● **Stored records**
Segment Open

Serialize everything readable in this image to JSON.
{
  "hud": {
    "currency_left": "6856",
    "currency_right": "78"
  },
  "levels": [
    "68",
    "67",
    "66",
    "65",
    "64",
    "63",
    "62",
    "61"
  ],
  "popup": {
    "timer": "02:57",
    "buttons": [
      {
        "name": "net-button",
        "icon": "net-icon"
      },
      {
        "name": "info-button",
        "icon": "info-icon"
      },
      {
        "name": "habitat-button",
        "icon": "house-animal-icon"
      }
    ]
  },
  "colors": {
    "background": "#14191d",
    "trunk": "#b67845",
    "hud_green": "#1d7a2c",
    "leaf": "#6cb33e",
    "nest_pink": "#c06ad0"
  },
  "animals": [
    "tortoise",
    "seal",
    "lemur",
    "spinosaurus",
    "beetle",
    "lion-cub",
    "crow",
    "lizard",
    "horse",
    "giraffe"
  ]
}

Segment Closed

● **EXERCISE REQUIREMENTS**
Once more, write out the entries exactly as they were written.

● **REPLY**
Serialize everything readable in this image to JSON.
{
  "hud": {
    "currency_left": "6856",
    "currency_right": "78"
  },
  "levels": [
    "68",
    "67",
    "66",
    "65",
    "64",
    "63",
    "62",
    "61"
  ],
  "popup": {
    "timer": "02:57",
    "buttons": [
      {
        "name": "net-button",
        "icon": "net-icon"
      },
      {
        "name": "info-button",
        "icon": "info-icon"
      },
      {
        "name": "habitat-button",
        "icon": "house-animal-icon"
      }
    ]
  },
  "colors": {
    "background": "#14191d",
    "trunk": "#b67845",
    "hud_green": "#1d7a2c",
    "leaf": "#6cb33e",
    "nest_pink": "#c06ad0"
  },
  "animals": [
    "tortoise",
    "seal",
    "lemur",
    "spinosaurus",
    "beetle",
    "lion-cub",
    "crow",
    "lizard",
    "horse",
    "giraffe"
  ]
}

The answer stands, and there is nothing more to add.